In other words, leave out the women, and you don’t have a full and robust economy. Lead with the women, and you do. It’s that simple, and Americans know it.
Women have enormous power. Politicians knock themselves out wooing us because we’re the majority of voters in this country. Every corporate marketer and advertiser is after us because we make as much as 70 percent of this country’s consumer decisions and more than 80 percent of the healthcare decisions.
With this power, we women can exert real pressure on our government to change course on many of the issues we care about and deliver on what women need now. Isn’t it strange, for instance, that the United States is the only industrialized nation without mandatory paid maternity leave?
And how about those of us who aren’t in jeopardy? Do we pay the women we hire a living wage—not because it’s the law, but because it’s fair? Do we give them flexibility when they need to take time for caregiving?

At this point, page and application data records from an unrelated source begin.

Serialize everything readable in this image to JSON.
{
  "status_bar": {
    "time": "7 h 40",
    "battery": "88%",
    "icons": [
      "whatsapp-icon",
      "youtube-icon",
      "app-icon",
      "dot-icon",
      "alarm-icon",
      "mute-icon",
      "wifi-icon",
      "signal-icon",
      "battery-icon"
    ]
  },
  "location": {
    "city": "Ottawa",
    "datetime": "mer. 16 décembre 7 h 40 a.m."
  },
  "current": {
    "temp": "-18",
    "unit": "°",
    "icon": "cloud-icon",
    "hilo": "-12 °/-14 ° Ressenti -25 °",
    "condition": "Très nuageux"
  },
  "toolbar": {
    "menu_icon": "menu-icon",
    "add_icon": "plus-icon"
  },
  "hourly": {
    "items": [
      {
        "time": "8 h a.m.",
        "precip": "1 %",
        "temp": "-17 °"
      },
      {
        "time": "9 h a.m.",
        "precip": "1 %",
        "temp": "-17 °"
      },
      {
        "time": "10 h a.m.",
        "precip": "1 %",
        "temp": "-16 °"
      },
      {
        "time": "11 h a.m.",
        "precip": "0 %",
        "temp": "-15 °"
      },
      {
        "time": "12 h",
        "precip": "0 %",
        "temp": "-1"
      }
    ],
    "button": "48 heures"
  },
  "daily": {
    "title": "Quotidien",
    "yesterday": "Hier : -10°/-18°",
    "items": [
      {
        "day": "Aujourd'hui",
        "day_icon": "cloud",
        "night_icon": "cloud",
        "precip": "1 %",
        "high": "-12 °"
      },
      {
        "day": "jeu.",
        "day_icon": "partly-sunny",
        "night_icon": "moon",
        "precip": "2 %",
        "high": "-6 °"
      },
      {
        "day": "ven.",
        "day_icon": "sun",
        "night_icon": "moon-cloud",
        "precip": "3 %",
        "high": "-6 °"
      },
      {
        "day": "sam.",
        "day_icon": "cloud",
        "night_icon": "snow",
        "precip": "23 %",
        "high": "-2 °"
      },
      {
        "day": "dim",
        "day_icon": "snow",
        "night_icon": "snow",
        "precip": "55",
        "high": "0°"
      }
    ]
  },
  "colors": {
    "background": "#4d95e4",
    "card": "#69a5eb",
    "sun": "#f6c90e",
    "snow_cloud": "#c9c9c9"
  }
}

If we run businesses, do we educate our workers about public policies and programs that can help them?
But the truth is that for so long, America’s women have been divided: women who are mothers versus women who are not, women who work at home versus women who work outside the home, those who are married versus those who aren’t, pro-life women versus pro-choice, white women versus women of color, Democrat versus Republican, gay versus straight, and young versus old. It feels like the last issue where women came together was fighting for the right to vote.
It’s time to come together again. By pushing back and putting into practice the solutions we’re proposing in The Shriver Report, we can re-ignite the American Dream—for ourselves, for our daughters and sons, for our mothers and fathers, for our nation. We have the power—not just to launch a new War on Poverty, but a new campaign for equity, for visibility, for fairness, for worth, for care.
Maria Owings Shriver is an American journalist and author of six best-selling books. She has received a Peabody Award, and was co-anchor for NBC’s Emmy-winning coverage of the 1988 Summer Olympics. As executive producer of The Alzheimer’s Project, Shriver earned two Emmy Awards and an Academy of Television Arts & Sciences award for developing a “television show with a conscience”. She was formerly First Lady of California as the wife of actor and then-California Governor Arnold Schwarzenegger, from whom she is now separated. She is a member of the Kennedy family (her mother, Eunice Kennedy Shriver was a sister of John F. Kennedy, Robert F. Kennedy, and Edward “Ted” Kennedy). She is currently a special anchor and correspondent for NBC News.